Records for the exercise.
○ ○ ○ ○ ○

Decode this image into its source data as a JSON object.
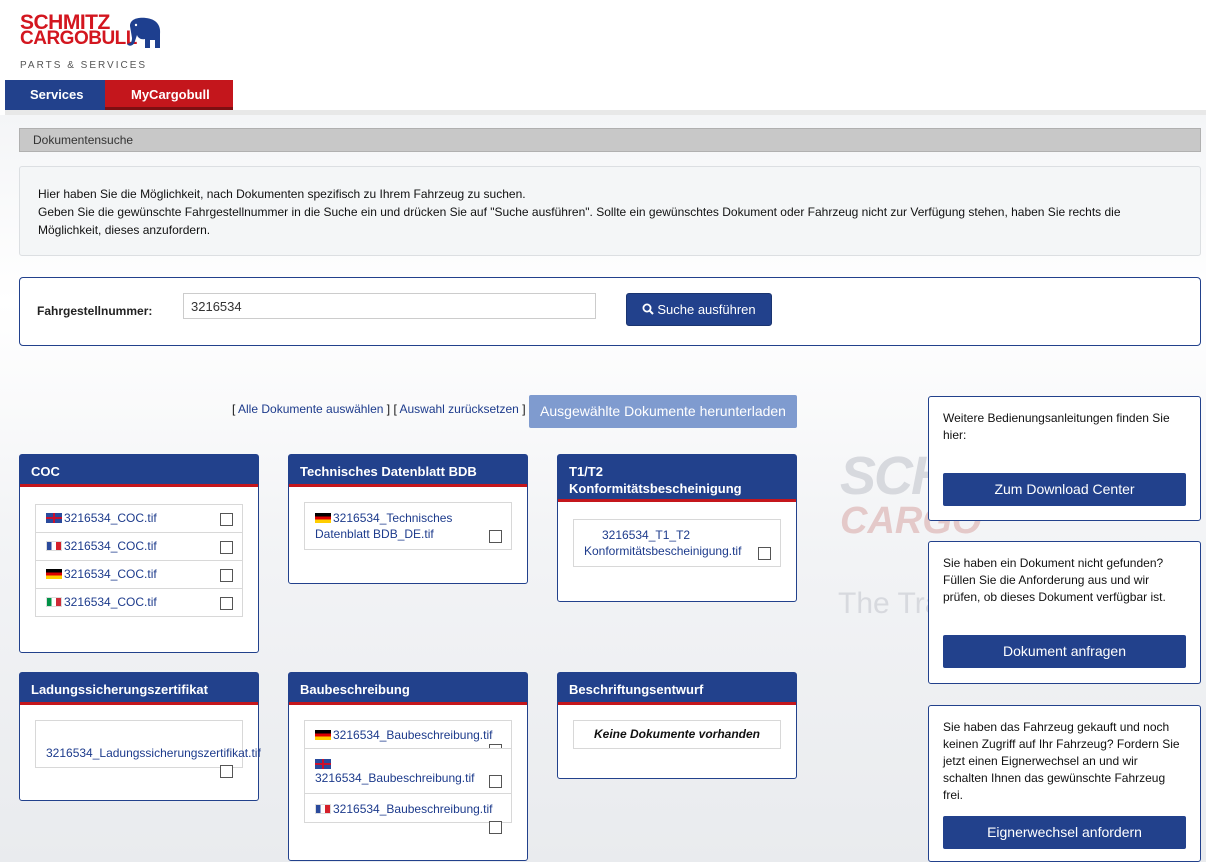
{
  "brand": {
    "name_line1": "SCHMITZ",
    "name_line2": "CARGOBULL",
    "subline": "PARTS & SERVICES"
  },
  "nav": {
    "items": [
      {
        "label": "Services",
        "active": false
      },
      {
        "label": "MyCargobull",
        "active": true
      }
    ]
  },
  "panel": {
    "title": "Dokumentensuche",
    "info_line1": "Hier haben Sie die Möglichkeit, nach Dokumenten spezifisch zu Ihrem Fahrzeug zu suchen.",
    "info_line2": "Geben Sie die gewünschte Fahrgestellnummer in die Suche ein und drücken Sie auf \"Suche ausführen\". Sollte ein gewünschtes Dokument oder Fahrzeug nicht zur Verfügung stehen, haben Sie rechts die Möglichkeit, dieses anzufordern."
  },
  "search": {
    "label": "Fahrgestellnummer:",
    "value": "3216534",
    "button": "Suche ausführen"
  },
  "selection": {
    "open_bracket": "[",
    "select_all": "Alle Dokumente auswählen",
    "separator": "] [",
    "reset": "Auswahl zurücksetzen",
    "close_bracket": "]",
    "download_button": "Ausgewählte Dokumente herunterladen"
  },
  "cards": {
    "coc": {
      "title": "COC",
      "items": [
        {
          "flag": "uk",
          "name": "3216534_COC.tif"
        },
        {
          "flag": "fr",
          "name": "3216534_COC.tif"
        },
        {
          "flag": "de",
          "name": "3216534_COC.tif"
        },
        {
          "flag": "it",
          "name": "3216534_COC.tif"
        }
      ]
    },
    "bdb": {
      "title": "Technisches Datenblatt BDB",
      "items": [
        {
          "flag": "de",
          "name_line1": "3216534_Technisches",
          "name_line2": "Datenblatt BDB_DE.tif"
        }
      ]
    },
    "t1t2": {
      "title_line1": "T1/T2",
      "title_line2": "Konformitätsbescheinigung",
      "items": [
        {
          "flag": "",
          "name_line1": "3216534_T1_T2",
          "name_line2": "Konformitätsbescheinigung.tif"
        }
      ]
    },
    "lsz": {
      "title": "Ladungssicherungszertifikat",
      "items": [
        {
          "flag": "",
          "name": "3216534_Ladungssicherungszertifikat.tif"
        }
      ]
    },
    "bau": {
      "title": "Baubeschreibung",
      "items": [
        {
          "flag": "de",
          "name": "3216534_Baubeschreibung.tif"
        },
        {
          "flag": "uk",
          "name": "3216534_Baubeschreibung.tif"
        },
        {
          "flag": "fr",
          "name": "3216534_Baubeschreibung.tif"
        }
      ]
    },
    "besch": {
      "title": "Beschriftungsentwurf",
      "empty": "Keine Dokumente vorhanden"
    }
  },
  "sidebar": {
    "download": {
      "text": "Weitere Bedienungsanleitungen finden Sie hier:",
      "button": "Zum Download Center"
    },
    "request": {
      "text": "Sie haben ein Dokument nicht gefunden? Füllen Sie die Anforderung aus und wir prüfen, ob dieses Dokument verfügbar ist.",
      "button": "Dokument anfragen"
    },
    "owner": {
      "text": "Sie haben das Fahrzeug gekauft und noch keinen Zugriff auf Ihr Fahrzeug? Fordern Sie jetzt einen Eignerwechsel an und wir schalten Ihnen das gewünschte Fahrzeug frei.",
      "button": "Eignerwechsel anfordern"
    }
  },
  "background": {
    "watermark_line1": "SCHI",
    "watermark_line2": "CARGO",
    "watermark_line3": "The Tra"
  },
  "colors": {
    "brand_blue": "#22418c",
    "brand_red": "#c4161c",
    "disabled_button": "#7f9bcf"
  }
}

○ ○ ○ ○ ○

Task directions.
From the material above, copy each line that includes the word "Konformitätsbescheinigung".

Task solution.
      "title_line2": "Konformitätsbescheinigung",
          "name_line2": "Konformitätsbescheinigung.tif"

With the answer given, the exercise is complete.